(Items from an interface collection)
= = = =

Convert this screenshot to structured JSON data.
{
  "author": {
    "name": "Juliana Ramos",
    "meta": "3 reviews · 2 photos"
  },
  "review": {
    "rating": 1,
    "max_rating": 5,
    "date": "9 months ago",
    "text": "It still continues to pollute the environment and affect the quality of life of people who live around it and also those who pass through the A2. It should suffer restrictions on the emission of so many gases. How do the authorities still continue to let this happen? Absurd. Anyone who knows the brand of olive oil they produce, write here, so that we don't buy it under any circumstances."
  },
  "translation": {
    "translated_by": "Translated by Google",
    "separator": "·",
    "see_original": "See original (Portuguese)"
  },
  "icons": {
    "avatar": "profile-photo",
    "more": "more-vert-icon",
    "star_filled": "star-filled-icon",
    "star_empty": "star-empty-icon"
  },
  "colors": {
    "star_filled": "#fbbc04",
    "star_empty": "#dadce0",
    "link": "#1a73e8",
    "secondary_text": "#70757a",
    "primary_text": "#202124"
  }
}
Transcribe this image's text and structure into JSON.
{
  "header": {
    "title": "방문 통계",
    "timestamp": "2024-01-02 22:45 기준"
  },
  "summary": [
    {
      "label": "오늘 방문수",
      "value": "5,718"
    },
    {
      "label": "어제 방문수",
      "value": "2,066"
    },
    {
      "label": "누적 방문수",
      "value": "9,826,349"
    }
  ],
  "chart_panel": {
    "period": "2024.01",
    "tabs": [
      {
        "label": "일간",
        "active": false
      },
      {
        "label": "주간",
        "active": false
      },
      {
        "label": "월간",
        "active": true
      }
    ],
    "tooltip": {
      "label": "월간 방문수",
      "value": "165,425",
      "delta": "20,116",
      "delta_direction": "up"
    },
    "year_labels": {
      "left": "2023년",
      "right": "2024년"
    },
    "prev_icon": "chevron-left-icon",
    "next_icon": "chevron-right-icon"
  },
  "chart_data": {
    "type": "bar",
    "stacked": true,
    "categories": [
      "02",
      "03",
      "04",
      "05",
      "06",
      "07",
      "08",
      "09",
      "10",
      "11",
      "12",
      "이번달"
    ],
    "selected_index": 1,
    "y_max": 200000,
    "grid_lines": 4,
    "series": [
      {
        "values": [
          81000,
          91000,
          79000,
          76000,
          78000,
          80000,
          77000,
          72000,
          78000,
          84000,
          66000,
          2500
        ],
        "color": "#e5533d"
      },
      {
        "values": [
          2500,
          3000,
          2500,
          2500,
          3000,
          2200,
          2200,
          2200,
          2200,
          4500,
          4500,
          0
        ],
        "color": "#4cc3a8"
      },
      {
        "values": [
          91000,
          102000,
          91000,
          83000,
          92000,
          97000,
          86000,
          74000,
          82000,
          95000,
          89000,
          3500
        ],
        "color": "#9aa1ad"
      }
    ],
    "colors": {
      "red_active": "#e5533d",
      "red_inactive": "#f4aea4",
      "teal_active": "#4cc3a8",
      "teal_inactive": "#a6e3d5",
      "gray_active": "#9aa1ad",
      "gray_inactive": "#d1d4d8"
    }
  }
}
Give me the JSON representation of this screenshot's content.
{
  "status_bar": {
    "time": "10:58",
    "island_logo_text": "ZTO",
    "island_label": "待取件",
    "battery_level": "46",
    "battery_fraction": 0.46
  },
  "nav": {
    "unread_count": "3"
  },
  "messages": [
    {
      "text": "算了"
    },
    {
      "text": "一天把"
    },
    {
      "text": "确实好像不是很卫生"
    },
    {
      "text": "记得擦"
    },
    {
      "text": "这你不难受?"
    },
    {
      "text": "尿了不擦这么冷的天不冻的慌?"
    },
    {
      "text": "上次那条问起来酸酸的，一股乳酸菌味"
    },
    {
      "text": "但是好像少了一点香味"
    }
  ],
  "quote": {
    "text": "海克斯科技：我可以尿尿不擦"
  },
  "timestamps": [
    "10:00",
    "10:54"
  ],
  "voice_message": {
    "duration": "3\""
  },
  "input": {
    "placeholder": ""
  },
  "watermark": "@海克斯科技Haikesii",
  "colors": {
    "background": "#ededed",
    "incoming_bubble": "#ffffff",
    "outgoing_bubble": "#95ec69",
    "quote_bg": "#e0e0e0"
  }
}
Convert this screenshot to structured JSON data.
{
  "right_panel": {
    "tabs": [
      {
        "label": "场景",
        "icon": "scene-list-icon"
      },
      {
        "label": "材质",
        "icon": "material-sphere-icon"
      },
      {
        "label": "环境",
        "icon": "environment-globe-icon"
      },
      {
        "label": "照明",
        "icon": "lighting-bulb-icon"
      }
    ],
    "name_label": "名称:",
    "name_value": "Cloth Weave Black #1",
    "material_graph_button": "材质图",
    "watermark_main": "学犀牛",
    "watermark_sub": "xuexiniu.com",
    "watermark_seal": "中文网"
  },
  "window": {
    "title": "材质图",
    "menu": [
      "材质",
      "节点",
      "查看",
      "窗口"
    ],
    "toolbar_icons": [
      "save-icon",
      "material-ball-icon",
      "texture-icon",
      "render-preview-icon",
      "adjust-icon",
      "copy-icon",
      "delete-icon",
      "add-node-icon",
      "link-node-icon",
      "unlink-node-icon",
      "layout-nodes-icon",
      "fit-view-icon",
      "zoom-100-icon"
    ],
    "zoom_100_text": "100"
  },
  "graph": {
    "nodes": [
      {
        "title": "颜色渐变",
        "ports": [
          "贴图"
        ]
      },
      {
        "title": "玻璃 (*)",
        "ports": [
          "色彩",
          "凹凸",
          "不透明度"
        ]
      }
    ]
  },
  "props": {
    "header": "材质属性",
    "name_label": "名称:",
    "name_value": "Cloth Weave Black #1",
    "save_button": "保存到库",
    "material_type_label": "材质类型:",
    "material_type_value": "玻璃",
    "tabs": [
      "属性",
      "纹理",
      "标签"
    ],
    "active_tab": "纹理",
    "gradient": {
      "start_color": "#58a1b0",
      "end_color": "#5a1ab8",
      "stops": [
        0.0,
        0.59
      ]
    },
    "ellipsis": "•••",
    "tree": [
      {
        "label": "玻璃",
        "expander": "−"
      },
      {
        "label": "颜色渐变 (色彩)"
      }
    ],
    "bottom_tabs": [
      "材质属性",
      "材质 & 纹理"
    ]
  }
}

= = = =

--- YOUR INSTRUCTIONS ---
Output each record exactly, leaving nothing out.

--- EXERCISE OUTPUT ---
Convert this screenshot to structured JSON data.
{
  "author": {
    "name": "Juliana Ramos",
    "meta": "3 reviews · 2 photos"
  },
  "review": {
    "rating": 1,
    "max_rating": 5,
    "date": "9 months ago",
    "text": "It still continues to pollute the environment and affect the quality of life of people who live around it and also those who pass through the A2. It should suffer restrictions on the emission of so many gases. How do the authorities still continue to let this happen? Absurd. Anyone who knows the brand of olive oil they produce, write here, so that we don't buy it under any circumstances."
  },
  "translation": {
    "translated_by": "Translated by Google",
    "separator": "·",
    "see_original": "See original (Portuguese)"
  },
  "icons": {
    "avatar": "profile-photo",
    "more": "more-vert-icon",
    "star_filled": "star-filled-icon",
    "star_empty": "star-empty-icon"
  },
  "colors": {
    "star_filled": "#fbbc04",
    "star_empty": "#dadce0",
    "link": "#1a73e8",
    "secondary_text": "#70757a",
    "primary_text": "#202124"
  }
}
Transcribe this image's text and structure into JSON.
{
  "header": {
    "title": "방문 통계",
    "timestamp": "2024-01-02 22:45 기준"
  },
  "summary": [
    {
      "label": "오늘 방문수",
      "value": "5,718"
    },
    {
      "label": "어제 방문수",
      "value": "2,066"
    },
    {
      "label": "누적 방문수",
      "value": "9,826,349"
    }
  ],
  "chart_panel": {
    "period": "2024.01",
    "tabs": [
      {
        "label": "일간",
        "active": false
      },
      {
        "label": "주간",
        "active": false
      },
      {
        "label": "월간",
        "active": true
      }
    ],
    "tooltip": {
      "label": "월간 방문수",
      "value": "165,425",
      "delta": "20,116",
      "delta_direction": "up"
    },
    "year_labels": {
      "left": "2023년",
      "right": "2024년"
    },
    "prev_icon": "chevron-left-icon",
    "next_icon": "chevron-right-icon"
  },
  "chart_data": {
    "type": "bar",
    "stacked": true,
    "categories": [
      "02",
      "03",
      "04",
      "05",
      "06",
      "07",
      "08",
      "09",
      "10",
      "11",
      "12",
      "이번달"
    ],
    "selected_index": 1,
    "y_max": 200000,
    "grid_lines": 4,
    "series": [
      {
        "values": [
          81000,
          91000,
          79000,
          76000,
          78000,
          80000,
          77000,
          72000,
          78000,
          84000,
          66000,
          2500
        ],
        "color": "#e5533d"
      },
      {
        "values": [
          2500,
          3000,
          2500,
          2500,
          3000,
          2200,
          2200,
          2200,
          2200,
          4500,
          4500,
          0
        ],
        "color": "#4cc3a8"
      },
      {
        "values": [
          91000,
          102000,
          91000,
          83000,
          92000,
          97000,
          86000,
          74000,
          82000,
          95000,
          89000,
          3500
        ],
        "color": "#9aa1ad"
      }
    ],
    "colors": {
      "red_active": "#e5533d",
      "red_inactive": "#f4aea4",
      "teal_active": "#4cc3a8",
      "teal_inactive": "#a6e3d5",
      "gray_active": "#9aa1ad",
      "gray_inactive": "#d1d4d8"
    }
  }
}
Give me the JSON representation of this screenshot's content.
{
  "status_bar": {
    "time": "10:58",
    "island_logo_text": "ZTO",
    "island_label": "待取件",
    "battery_level": "46",
    "battery_fraction": 0.46
  },
  "nav": {
    "unread_count": "3"
  },
  "messages": [
    {
      "text": "算了"
    },
    {
      "text": "一天把"
    },
    {
      "text": "确实好像不是很卫生"
    },
    {
      "text": "记得擦"
    },
    {
      "text": "这你不难受?"
    },
    {
      "text": "尿了不擦这么冷的天不冻的慌?"
    },
    {
      "text": "上次那条问起来酸酸的，一股乳酸菌味"
    },
    {
      "text": "但是好像少了一点香味"
    }
  ],
  "quote": {
    "text": "海克斯科技：我可以尿尿不擦"
  },
  "timestamps": [
    "10:00",
    "10:54"
  ],
  "voice_message": {
    "duration": "3\""
  },
  "input": {
    "placeholder": ""
  },
  "watermark": "@海克斯科技Haikesii",
  "colors": {
    "background": "#ededed",
    "incoming_bubble": "#ffffff",
    "outgoing_bubble": "#95ec69",
    "quote_bg": "#e0e0e0"
  }
}
Convert this screenshot to structured JSON data.
{
  "right_panel": {
    "tabs": [
      {
        "label": "场景",
        "icon": "scene-list-icon"
      },
      {
        "label": "材质",
        "icon": "material-sphere-icon"
      },
      {
        "label": "环境",
        "icon": "environment-globe-icon"
      },
      {
        "label": "照明",
        "icon": "lighting-bulb-icon"
      }
    ],
    "name_label": "名称:",
    "name_value": "Cloth Weave Black #1",
    "material_graph_button": "材质图",
    "watermark_main": "学犀牛",
    "watermark_sub": "xuexiniu.com",
    "watermark_seal": "中文网"
  },
  "window": {
    "title": "材质图",
    "menu": [
      "材质",
      "节点",
      "查看",
      "窗口"
    ],
    "toolbar_icons": [
      "save-icon",
      "material-ball-icon",
      "texture-icon",
      "render-preview-icon",
      "adjust-icon",
      "copy-icon",
      "delete-icon",
      "add-node-icon",
      "link-node-icon",
      "unlink-node-icon",
      "layout-nodes-icon",
      "fit-view-icon",
      "zoom-100-icon"
    ],
    "zoom_100_text": "100"
  },
  "graph": {
    "nodes": [
      {
        "title": "颜色渐变",
        "ports": [
          "贴图"
        ]
      },
      {
        "title": "玻璃 (*)",
        "ports": [
          "色彩",
          "凹凸",
          "不透明度"
        ]
      }
    ]
  },
  "props": {
    "header": "材质属性",
    "name_label": "名称:",
    "name_value": "Cloth Weave Black #1",
    "save_button": "保存到库",
    "material_type_label": "材质类型:",
    "material_type_value": "玻璃",
    "tabs": [
      "属性",
      "纹理",
      "标签"
    ],
    "active_tab": "纹理",
    "gradient": {
      "start_color": "#58a1b0",
      "end_color": "#5a1ab8",
      "stops": [
        0.0,
        0.59
      ]
    },
    "ellipsis": "•••",
    "tree": [
      {
        "label": "玻璃",
        "expander": "−"
      },
      {
        "label": "颜色渐变 (色彩)"
      }
    ],
    "bottom_tabs": [
      "材质属性",
      "材质 & 纹理"
    ]
  }
}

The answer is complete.